Raw data:
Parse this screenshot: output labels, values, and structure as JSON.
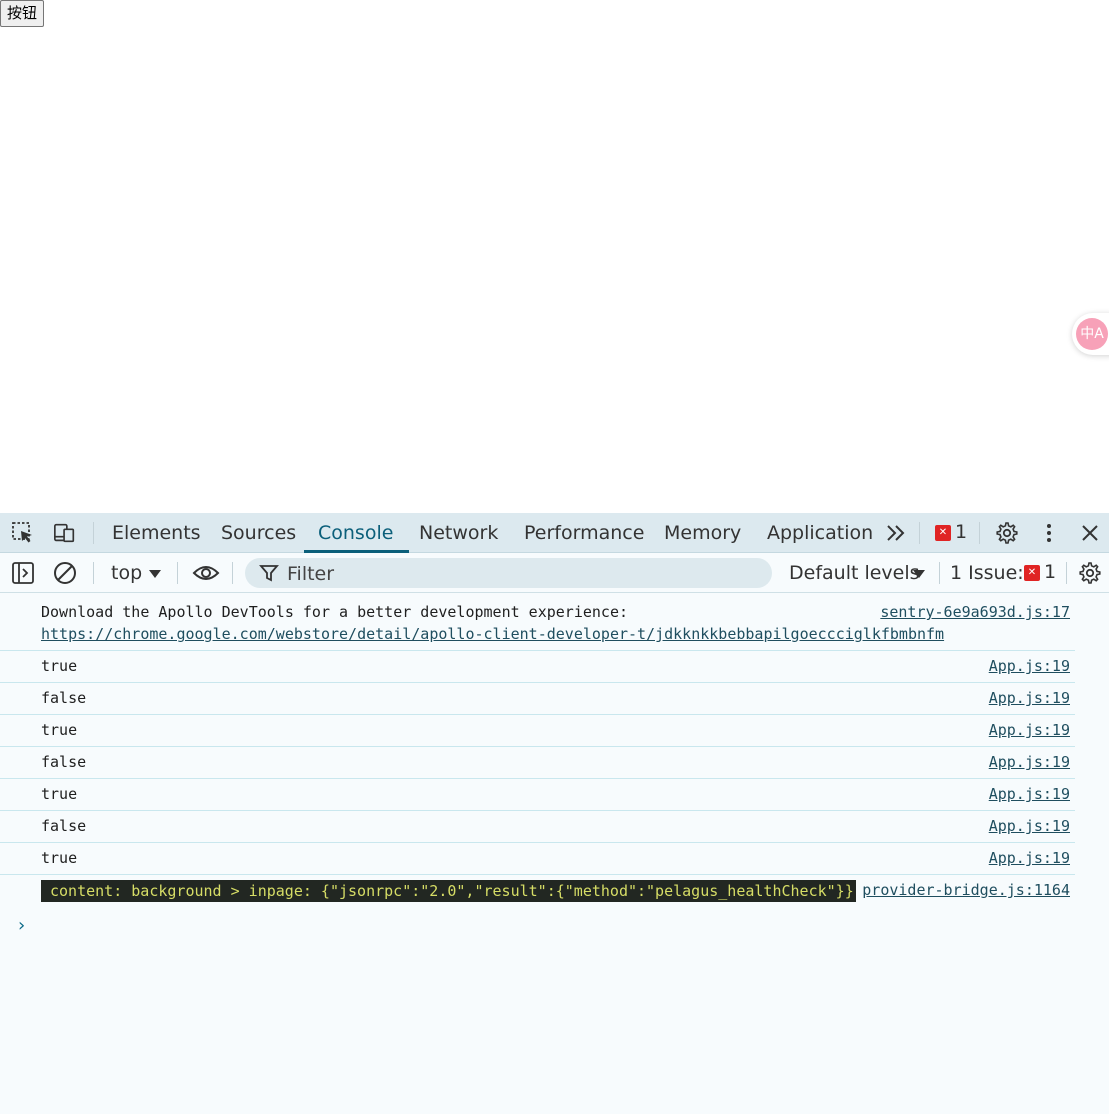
{
  "page": {
    "button_label": "按钮",
    "translate_label": "中A"
  },
  "devtools": {
    "tabs": [
      {
        "label": "Elements"
      },
      {
        "label": "Sources"
      },
      {
        "label": "Console"
      },
      {
        "label": "Network"
      },
      {
        "label": "Performance"
      },
      {
        "label": "Memory"
      },
      {
        "label": "Application"
      }
    ],
    "active_tab": "Console",
    "more_tabs_label": "»",
    "error_count": "1",
    "toolbar": {
      "context": "top",
      "filter_placeholder": "Filter",
      "levels": "Default levels",
      "issues_label": "1 Issue:",
      "issues_count": "1"
    },
    "console": {
      "messages": [
        {
          "text": "Download the Apollo DevTools for a better development experience:",
          "link": "https://chrome.google.com/webstore/detail/apollo-client-developer-t/jdkknkkbebbapilgoeccciglkfbmbnfm",
          "source": "sentry-6e9a693d.js:17"
        },
        {
          "text": "true",
          "source": "App.js:19"
        },
        {
          "text": "false",
          "source": "App.js:19"
        },
        {
          "text": "true",
          "source": "App.js:19"
        },
        {
          "text": "false",
          "source": "App.js:19"
        },
        {
          "text": "true",
          "source": "App.js:19"
        },
        {
          "text": "false",
          "source": "App.js:19"
        },
        {
          "text": "true",
          "source": "App.js:19"
        },
        {
          "text": "content: background > inpage: {\"jsonrpc\":\"2.0\",\"result\":{\"method\":\"pelagus_healthCheck\"}}",
          "source": "provider-bridge.js:1164"
        }
      ],
      "prompt": "›"
    },
    "colors": {
      "accent": "#0b5f7a",
      "error": "#e02424",
      "panel_bg": "#f7fbfd",
      "tabbar_bg": "#dce9ef"
    }
  }
}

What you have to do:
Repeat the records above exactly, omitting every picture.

Answer space:
Parse this screenshot: output labels, values, and structure as JSON.
{
  "page": {
    "button_label": "按钮",
    "translate_label": "中A"
  },
  "devtools": {
    "tabs": [
      {
        "label": "Elements"
      },
      {
        "label": "Sources"
      },
      {
        "label": "Console"
      },
      {
        "label": "Network"
      },
      {
        "label": "Performance"
      },
      {
        "label": "Memory"
      },
      {
        "label": "Application"
      }
    ],
    "active_tab": "Console",
    "more_tabs_label": "»",
    "error_count": "1",
    "toolbar": {
      "context": "top",
      "filter_placeholder": "Filter",
      "levels": "Default levels",
      "issues_label": "1 Issue:",
      "issues_count": "1"
    },
    "console": {
      "messages": [
        {
          "text": "Download the Apollo DevTools for a better development experience:",
          "link": "https://chrome.google.com/webstore/detail/apollo-client-developer-t/jdkknkkbebbapilgoeccciglkfbmbnfm",
          "source": "sentry-6e9a693d.js:17"
        },
        {
          "text": "true",
          "source": "App.js:19"
        },
        {
          "text": "false",
          "source": "App.js:19"
        },
        {
          "text": "true",
          "source": "App.js:19"
        },
        {
          "text": "false",
          "source": "App.js:19"
        },
        {
          "text": "true",
          "source": "App.js:19"
        },
        {
          "text": "false",
          "source": "App.js:19"
        },
        {
          "text": "true",
          "source": "App.js:19"
        },
        {
          "text": "content: background > inpage: {\"jsonrpc\":\"2.0\",\"result\":{\"method\":\"pelagus_healthCheck\"}}",
          "source": "provider-bridge.js:1164"
        }
      ],
      "prompt": "›"
    },
    "colors": {
      "accent": "#0b5f7a",
      "error": "#e02424",
      "panel_bg": "#f7fbfd",
      "tabbar_bg": "#dce9ef"
    }
  }
}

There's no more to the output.